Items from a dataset
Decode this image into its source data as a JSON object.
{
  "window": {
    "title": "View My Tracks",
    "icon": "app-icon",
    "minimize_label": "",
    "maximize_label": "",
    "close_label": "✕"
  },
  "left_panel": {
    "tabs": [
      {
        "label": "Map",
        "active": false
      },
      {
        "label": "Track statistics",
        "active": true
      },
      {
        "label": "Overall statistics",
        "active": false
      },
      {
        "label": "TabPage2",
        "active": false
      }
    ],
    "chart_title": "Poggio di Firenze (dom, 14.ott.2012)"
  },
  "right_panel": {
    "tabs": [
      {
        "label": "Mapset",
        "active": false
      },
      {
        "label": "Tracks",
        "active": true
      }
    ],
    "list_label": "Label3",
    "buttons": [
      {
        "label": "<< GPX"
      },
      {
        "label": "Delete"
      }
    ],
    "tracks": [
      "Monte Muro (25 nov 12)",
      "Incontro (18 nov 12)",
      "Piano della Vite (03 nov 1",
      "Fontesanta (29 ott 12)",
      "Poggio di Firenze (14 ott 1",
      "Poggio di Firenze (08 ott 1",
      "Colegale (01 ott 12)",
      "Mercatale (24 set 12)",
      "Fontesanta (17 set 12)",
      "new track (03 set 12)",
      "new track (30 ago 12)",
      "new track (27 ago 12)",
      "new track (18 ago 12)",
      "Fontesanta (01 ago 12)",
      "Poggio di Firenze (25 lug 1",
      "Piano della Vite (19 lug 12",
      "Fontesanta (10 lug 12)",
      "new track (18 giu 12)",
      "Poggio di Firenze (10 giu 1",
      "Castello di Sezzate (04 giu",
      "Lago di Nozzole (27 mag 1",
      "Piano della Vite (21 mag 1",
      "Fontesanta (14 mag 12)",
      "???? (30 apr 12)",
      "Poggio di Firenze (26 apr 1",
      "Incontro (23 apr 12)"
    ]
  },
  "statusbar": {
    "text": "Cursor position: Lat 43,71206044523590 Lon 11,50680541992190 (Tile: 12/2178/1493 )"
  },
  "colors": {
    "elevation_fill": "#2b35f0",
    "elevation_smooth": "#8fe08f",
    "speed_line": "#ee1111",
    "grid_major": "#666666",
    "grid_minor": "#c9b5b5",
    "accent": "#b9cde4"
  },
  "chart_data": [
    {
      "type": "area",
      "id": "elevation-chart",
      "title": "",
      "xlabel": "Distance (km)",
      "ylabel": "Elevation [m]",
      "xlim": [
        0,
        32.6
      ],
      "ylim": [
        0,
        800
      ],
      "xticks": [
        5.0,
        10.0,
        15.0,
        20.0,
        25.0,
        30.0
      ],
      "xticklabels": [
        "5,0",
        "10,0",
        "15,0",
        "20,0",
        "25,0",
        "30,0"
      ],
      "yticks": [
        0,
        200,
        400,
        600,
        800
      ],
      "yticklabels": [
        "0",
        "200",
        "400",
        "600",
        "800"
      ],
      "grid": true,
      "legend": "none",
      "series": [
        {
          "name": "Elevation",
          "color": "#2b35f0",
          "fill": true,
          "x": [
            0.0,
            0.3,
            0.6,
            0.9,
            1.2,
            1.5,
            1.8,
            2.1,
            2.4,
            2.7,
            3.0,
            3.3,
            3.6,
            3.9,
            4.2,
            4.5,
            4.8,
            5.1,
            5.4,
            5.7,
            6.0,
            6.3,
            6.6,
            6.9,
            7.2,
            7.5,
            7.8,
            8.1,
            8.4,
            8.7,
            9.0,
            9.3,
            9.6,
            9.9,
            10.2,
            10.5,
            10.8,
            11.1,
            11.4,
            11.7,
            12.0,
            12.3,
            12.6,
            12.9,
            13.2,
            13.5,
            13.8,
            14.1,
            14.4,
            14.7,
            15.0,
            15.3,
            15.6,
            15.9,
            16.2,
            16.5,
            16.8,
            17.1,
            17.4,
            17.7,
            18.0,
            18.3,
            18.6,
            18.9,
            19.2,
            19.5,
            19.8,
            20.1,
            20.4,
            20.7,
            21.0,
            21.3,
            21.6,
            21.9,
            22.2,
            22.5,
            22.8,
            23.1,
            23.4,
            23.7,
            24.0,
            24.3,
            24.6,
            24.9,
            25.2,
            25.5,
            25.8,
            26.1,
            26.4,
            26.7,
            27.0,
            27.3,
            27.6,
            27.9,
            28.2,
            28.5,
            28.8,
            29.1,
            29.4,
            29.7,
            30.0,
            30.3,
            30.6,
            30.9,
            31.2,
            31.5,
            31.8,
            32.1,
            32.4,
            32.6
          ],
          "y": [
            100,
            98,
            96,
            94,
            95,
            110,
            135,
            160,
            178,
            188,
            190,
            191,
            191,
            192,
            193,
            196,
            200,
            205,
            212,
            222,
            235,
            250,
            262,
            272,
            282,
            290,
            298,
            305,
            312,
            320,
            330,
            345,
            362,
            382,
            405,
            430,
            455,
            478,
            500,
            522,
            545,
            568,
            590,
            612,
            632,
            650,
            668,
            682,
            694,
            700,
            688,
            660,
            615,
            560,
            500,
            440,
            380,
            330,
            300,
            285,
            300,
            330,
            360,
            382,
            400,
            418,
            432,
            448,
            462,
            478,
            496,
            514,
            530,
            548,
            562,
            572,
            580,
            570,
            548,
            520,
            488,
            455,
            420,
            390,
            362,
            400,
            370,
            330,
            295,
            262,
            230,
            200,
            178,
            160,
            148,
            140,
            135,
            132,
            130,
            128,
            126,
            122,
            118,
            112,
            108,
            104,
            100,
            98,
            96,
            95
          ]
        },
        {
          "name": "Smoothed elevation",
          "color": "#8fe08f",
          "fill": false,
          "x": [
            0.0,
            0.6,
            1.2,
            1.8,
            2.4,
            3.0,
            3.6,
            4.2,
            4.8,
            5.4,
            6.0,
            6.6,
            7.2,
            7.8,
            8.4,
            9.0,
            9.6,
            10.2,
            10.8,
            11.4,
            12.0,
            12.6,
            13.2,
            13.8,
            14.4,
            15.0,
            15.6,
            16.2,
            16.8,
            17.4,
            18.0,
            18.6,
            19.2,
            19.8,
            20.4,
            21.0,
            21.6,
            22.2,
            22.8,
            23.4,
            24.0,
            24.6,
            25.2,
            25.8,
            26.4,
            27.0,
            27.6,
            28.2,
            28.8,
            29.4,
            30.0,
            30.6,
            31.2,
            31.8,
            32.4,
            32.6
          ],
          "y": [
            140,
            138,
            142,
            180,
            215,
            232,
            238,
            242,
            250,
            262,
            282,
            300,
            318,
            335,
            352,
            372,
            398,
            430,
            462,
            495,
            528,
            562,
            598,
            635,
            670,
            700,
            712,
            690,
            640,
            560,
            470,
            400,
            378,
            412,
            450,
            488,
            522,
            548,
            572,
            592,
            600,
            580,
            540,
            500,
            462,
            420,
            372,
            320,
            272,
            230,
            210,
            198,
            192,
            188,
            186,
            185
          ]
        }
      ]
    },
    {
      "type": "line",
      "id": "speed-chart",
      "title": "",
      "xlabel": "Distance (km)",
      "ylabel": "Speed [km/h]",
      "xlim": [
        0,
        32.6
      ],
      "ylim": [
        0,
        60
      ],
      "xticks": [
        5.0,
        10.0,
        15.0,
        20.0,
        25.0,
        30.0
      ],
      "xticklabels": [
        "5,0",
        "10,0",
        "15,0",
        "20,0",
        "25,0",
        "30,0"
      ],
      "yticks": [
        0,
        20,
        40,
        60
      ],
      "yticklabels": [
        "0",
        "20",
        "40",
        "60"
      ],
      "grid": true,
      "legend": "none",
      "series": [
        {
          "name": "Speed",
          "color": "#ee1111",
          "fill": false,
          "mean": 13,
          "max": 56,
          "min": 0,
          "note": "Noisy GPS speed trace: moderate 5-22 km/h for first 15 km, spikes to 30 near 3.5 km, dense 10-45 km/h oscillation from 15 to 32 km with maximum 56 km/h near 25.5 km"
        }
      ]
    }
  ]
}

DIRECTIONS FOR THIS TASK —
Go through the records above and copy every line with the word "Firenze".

EXERCISE OUTPUT —
    "chart_title": "Poggio di Firenze (dom, 14.ott.2012)"
      "Poggio di Firenze (14 ott 1",
      "Poggio di Firenze (08 ott 1",
      "Poggio di Firenze (25 lug 1",
      "Poggio di Firenze (10 giu 1",
      "Poggio di Firenze (26 apr 1",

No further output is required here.